    Brown J (2006) Diagnosis and treatment patterns for renal colic in US Emergency departments. Int Urol Nephrol 38:87–92CrossRefPubMedGoogle Scholar
  17. 17.
    Levy FL, Adams-Huet B, Pak CYC (1995) Ambulatory evaluation of nephrolithiasis: an update of a 1980 protocol. Am J Med 98:50–59CrossRefPubMedGoogle Scholar
  18. 18.
    Weisinger JR, Bellorín-Font E (1995) Experiencia Latino–Americana em Litíase Renal Venezuela. En: Schor N, Pfeferman Heilberg I (eds) Calculose renal. Fisiopatologia, Diagnóstico.Tratamiento. Sarvier, Sao Paulo, pp 354–359Google Scholar
  19. 19.
    Spivacow FR, Negri AL, del Valle EE, Calviño I (2008) Fradinger, and Zanchetta JR metabolic risk factors in children with kidney stone disease. Pediatr Nephrol 32:1129–1133CrossRefGoogle Scholar
  20. 20.
    Kalorin CM, Zabinski A, Okpareke I, White M, Kogan BA (2009) Pediatric urinary stone disease—does age matter? J Urol 181(5):2267–2271CrossRefPubMedGoogle Scholar
  21. 21.
    Zanchetta JR, Plotkin H, Alvarez Filgueira ML (1995) Bone mass in children: normative values for the 2–20-year-old population. Bone 6(4 Suppl):393S–399SGoogle Scholar
  22. 22.
    Ferretti JL, Capozza RF, Cointry GR, García SL, Plotkin H, Alvarez Filgueira ML, Zanchetta JR (1998) Gender-related differences in the relationship between densitometric values of whole-body bone mineral content and lean body mass in humans between 2 and 87 years of age. Bone 22(6):683–690CrossRefPubMedGoogle Scholar
  23. 23.
    Churchill DN, Maloney CM, Nolan R, Gault MH (1980) Winsor G pediatric urolithiasis in the 1970 s. J Urol 123:237–238PubMedGoogle Scholar
  24. 24.
    Milliner DS, Murphy ME (1993) Urolithiasis in pediatric patients. Mayo Clinic Proceed 68:241–248Google Scholar
  25. 25.
    Stapleton FB, McKay CP, Noe HN (1987) Urolithiasis in children: the role of hypercalciuria. Pediatr Ann 16:980–981PubMedGoogle Scholar
  26. 26.
    Polito C, La Manna A, Nappi B, Villani J, Di Toro R (2000) Idiopathic hypercalciuria and hyperuricosuria: family prevalence of nephrolithiasis. Pediatr Nephrol 14:1102–1104CrossRefPubMedGoogle Scholar
  27. 27.
    Dursum I, Poyrazoglu HM, Dusunsel R, Gunduz Z, Gurgoze MK, Demirci D, Kucukaydin M (2008) Pediatric urolithiasis: an 8-year experience of single centre. Int Urol Nephrol 40(1):3–9CrossRefGoogle Scholar

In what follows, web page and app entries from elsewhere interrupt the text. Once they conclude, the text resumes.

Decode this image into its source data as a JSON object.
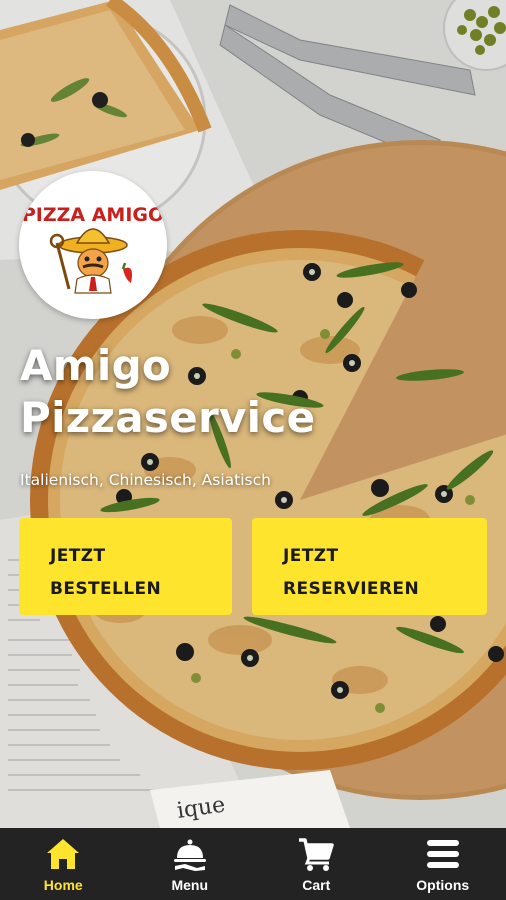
{
  "brand": {
    "logo_text": "PIZZA AMIGO",
    "title_line1": "Amigo",
    "title_line2": "Pizzaservice",
    "subtitle": "Italienisch, Chinesisch, Asiatisch"
  },
  "actions": {
    "order_line1": "JETZT",
    "order_line2": "BESTELLEN",
    "reserve_line1": "JETZT",
    "reserve_line2": "RESERVIEREN"
  },
  "nav": {
    "items": [
      {
        "label": "Home",
        "icon": "home-icon",
        "active": true
      },
      {
        "label": "Menu",
        "icon": "serving-dish-icon",
        "active": false
      },
      {
        "label": "Cart",
        "icon": "cart-icon",
        "active": false
      },
      {
        "label": "Options",
        "icon": "menu-lines-icon",
        "active": false
      }
    ]
  },
  "colors": {
    "accent": "#ffe42d",
    "nav_background": "#232323",
    "nav_label": "#ffffff",
    "headline": "#ffffff"
  }
}
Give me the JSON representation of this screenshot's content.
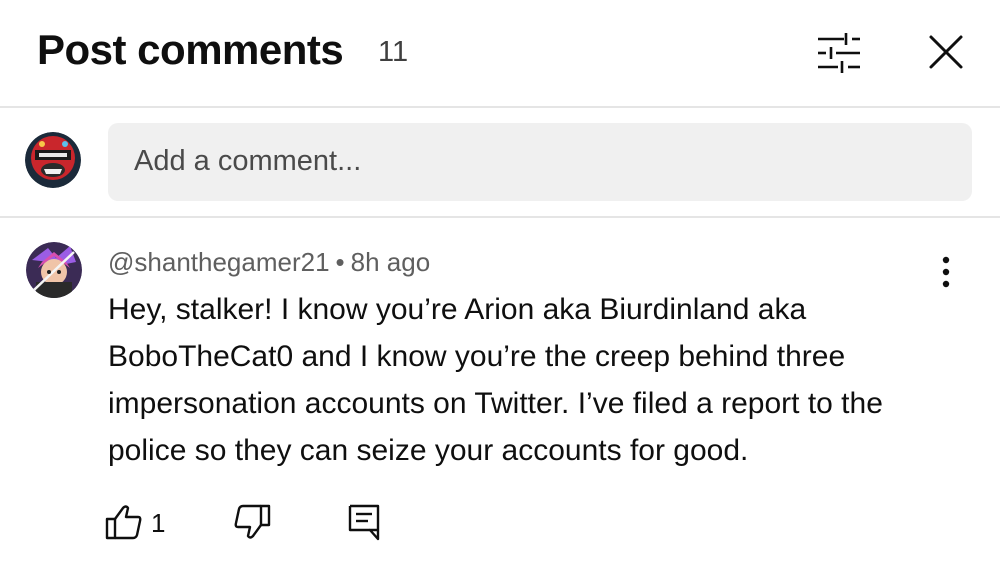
{
  "header": {
    "title": "Post comments",
    "count": "11",
    "filter_icon": "sliders-icon",
    "close_icon": "close-icon"
  },
  "composer": {
    "placeholder": "Add a comment...",
    "avatar_icon": "user-avatar"
  },
  "comments": [
    {
      "author": "@shanthegamer21",
      "separator": "•",
      "time": "8h ago",
      "text": "Hey, stalker! I know you’re Arion aka Biurdinland aka BoboTheCat0 and I know you’re the creep behind three impersonation accounts on Twitter. I’ve filed a report to the police so they can seize your accounts for good.",
      "likes": "1",
      "icons": {
        "like": "thumbs-up-icon",
        "dislike": "thumbs-down-icon",
        "reply": "reply-icon",
        "more": "more-vert-icon"
      }
    }
  ],
  "colors": {
    "text": "#0f0f0f",
    "secondary_text": "#5f5f5f",
    "input_bg": "#f0f0f0",
    "divider": "#e5e5e5"
  }
}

Copyright information

© Springer Science+Business Media, B.V. 2009

Authors and Affiliations

  • Francisco R. Spivacow
    • 1
  • Armando L. Negri
    • 1
    Email author
  • Elisa E. del Valle
    • 1
  • Irene Calviño
    • 1
    • 2
  • José R. Zanchetta
    • 1
  1. 1.Instituto de Investigaciones Metabólicas, Universidad del SalvadorBuenos AiresArgentina
  2. 2.Nephrology SectionHospital General de Agudos “Juan A Fernandez”Buenos AiresArgentina

Personalised recommendations